Microbiologist's Lifelong Dedication Shines in the Classroom and Lab
Barbara Kaiser, Adjunct Faculty, Biology, Indiania University-Purdue University Indianapolis
When Barbara Kaiser officially retired from the Wishard [now Eskenazi Health] Department of Pathology in 2001, she was quickly convinced by her colleague DeAnna Fuller to take on a position as an adjunct faculty member teaching introductory Microbiology at IUPUI. 15 years later, Kaiser still enjoys sharing her seasoned perspective on the field of microbiology with students.
Kaiser's career in clinical microbiology began in 1961 at Louisville General Hospital in the bacteriology department. Over her 55-year career she also researched with the Indiana University School of Medicine and learned from some of the great researchers in the field of microbiology. One of the most important experiences of her career was working with Clifton E. Dowell, Ph.D., and G. L. Lombard, Ph.D., at the Center for Disease Control in Atlanta Georgia.
"During a sabbatical in the 80's I studied anaerobic bacteria with Dr. Lombard and Dr. Dowell," Kaiser said. "t was an exciting point in my career to work with the people who contributed so much to the field by naming organisms and creating new growth media [Lombard-Dowell broth]. The research of these microbiologists is used to this day as the 'gold standard' by which the evolution of microbiology has progressed."
Kaiser says learning fundamental microbiology techniques without the assistance of some modern technology helped her develop her critical skills that she hopes to instill in her students.

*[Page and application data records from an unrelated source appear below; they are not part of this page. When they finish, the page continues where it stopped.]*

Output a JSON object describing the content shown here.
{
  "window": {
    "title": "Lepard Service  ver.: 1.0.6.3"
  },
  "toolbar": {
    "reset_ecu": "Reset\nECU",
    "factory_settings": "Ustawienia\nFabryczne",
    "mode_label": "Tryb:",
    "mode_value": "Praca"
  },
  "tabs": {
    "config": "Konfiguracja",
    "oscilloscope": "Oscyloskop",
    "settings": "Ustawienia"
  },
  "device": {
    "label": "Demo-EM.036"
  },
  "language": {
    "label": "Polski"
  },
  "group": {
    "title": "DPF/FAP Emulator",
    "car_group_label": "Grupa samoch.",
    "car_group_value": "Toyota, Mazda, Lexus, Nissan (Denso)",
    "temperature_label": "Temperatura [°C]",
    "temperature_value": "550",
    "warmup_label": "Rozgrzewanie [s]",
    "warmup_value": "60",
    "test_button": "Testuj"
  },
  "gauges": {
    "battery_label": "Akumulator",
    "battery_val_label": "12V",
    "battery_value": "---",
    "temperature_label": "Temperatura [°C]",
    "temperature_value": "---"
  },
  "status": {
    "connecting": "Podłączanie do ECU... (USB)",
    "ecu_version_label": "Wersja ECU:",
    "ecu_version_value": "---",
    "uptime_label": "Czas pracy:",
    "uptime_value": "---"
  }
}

"It was fun [to learn to manually do everything in the lab] and good to know," she said. "The instrumentation we have now is better and faster and more specific than conventional methods. However, if an instrument makes a mistake it's important for researchers to still have the knowledge that will help them critically think and analyze results. This way they can learn how to spot both problems and trends."
Kathleen Marrs, Ph.D., an associate professor of biology at IUPUI, commends Kaiser for her dedication to microbiology and her students. Marrs and Kaiser share a connection over their early interest in science, both citing childhood experiences playing with insects as instrumental to developing their enthusiasm for biology.
"I have greatly enjoyed working with Barbara over the past few years," Marrs said. "She demonstrates a true passion and knowledge in the classroom and clinical setting, and is an outstanding instructor. It is always a pleasure to have a conversation with Barbara, and we are fortunate to have her expertise in the Department of Biology."
Every Saturday Kaiser teaches an introduction to microbiology lab and lecture, a course she helped develop and grow over the years. Kaiser's enthusiasm for microbiology still shines as she discusses tricky pathogens with students after class and lab ideas with colleagues.
IUPUI School of Science, Science Stories, Indiania University-Purdue University Indianapolis (www.http://science.iupui.edu/about/stories)